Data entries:
........

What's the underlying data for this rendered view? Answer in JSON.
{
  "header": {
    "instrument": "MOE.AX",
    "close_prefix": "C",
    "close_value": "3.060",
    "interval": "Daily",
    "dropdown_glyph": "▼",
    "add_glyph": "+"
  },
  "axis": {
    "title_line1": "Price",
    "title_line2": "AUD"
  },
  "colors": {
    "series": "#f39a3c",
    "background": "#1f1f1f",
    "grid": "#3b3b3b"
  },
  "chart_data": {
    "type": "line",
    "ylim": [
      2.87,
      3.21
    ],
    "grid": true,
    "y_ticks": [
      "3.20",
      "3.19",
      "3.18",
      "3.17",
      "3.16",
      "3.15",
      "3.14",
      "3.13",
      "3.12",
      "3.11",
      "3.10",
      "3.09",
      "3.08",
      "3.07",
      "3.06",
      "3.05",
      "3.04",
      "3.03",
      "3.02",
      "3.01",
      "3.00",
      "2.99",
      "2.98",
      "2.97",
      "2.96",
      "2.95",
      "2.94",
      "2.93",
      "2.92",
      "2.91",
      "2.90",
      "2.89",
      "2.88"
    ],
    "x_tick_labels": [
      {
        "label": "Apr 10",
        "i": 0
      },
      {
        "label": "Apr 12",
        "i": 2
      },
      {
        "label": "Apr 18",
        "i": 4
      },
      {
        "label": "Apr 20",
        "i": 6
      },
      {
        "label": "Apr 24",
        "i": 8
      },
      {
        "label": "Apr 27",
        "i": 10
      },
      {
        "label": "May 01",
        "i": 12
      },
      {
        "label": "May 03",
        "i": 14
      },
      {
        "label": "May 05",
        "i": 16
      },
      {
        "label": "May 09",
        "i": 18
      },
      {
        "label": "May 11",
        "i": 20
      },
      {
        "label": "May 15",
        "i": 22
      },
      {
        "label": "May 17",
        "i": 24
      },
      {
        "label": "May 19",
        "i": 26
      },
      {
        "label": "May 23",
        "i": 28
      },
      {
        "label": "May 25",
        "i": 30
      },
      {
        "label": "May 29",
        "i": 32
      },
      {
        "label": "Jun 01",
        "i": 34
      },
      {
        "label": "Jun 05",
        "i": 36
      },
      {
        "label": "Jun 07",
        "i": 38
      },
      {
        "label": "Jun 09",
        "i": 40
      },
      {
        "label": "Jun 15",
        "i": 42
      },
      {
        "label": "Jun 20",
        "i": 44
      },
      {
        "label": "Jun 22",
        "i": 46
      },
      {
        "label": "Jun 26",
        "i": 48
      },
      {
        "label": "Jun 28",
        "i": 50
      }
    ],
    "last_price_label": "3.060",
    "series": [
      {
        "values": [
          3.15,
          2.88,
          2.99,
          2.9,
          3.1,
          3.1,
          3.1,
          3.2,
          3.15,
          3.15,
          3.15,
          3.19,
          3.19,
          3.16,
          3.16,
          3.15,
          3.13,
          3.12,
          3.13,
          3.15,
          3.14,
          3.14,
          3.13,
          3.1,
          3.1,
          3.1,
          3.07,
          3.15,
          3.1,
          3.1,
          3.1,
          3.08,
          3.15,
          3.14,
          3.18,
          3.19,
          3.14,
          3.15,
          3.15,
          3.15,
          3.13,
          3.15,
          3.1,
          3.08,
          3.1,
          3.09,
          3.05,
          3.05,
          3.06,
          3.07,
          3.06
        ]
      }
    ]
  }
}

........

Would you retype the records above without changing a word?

### Worked solution
What's the underlying data for this rendered view? Answer in JSON.
{
  "header": {
    "instrument": "MOE.AX",
    "close_prefix": "C",
    "close_value": "3.060",
    "interval": "Daily",
    "dropdown_glyph": "▼",
    "add_glyph": "+"
  },
  "axis": {
    "title_line1": "Price",
    "title_line2": "AUD"
  },
  "colors": {
    "series": "#f39a3c",
    "background": "#1f1f1f",
    "grid": "#3b3b3b"
  },
  "chart_data": {
    "type": "line",
    "ylim": [
      2.87,
      3.21
    ],
    "grid": true,
    "y_ticks": [
      "3.20",
      "3.19",
      "3.18",
      "3.17",
      "3.16",
      "3.15",
      "3.14",
      "3.13",
      "3.12",
      "3.11",
      "3.10",
      "3.09",
      "3.08",
      "3.07",
      "3.06",
      "3.05",
      "3.04",
      "3.03",
      "3.02",
      "3.01",
      "3.00",
      "2.99",
      "2.98",
      "2.97",
      "2.96",
      "2.95",
      "2.94",
      "2.93",
      "2.92",
      "2.91",
      "2.90",
      "2.89",
      "2.88"
    ],
    "x_tick_labels": [
      {
        "label": "Apr 10",
        "i": 0
      },
      {
        "label": "Apr 12",
        "i": 2
      },
      {
        "label": "Apr 18",
        "i": 4
      },
      {
        "label": "Apr 20",
        "i": 6
      },
      {
        "label": "Apr 24",
        "i": 8
      },
      {
        "label": "Apr 27",
        "i": 10
      },
      {
        "label": "May 01",
        "i": 12
      },
      {
        "label": "May 03",
        "i": 14
      },
      {
        "label": "May 05",
        "i": 16
      },
      {
        "label": "May 09",
        "i": 18
      },
      {
        "label": "May 11",
        "i": 20
      },
      {
        "label": "May 15",
        "i": 22
      },
      {
        "label": "May 17",
        "i": 24
      },
      {
        "label": "May 19",
        "i": 26
      },
      {
        "label": "May 23",
        "i": 28
      },
      {
        "label": "May 25",
        "i": 30
      },
      {
        "label": "May 29",
        "i": 32
      },
      {
        "label": "Jun 01",
        "i": 34
      },
      {
        "label": "Jun 05",
        "i": 36
      },
      {
        "label": "Jun 07",
        "i": 38
      },
      {
        "label": "Jun 09",
        "i": 40
      },
      {
        "label": "Jun 15",
        "i": 42
      },
      {
        "label": "Jun 20",
        "i": 44
      },
      {
        "label": "Jun 22",
        "i": 46
      },
      {
        "label": "Jun 26",
        "i": 48
      },
      {
        "label": "Jun 28",
        "i": 50
      }
    ],
    "last_price_label": "3.060",
    "series": [
      {
        "values": [
          3.15,
          2.88,
          2.99,
          2.9,
          3.1,
          3.1,
          3.1,
          3.2,
          3.15,
          3.15,
          3.15,
          3.19,
          3.19,
          3.16,
          3.16,
          3.15,
          3.13,
          3.12,
          3.13,
          3.15,
          3.14,
          3.14,
          3.13,
          3.1,
          3.1,
          3.1,
          3.07,
          3.15,
          3.1,
          3.1,
          3.1,
          3.08,
          3.15,
          3.14,
          3.18,
          3.19,
          3.14,
          3.15,
          3.15,
          3.15,
          3.13,
          3.15,
          3.1,
          3.08,
          3.1,
          3.09,
          3.05,
          3.05,
          3.06,
          3.07,
          3.06
        ]
      }
    ]
  }
}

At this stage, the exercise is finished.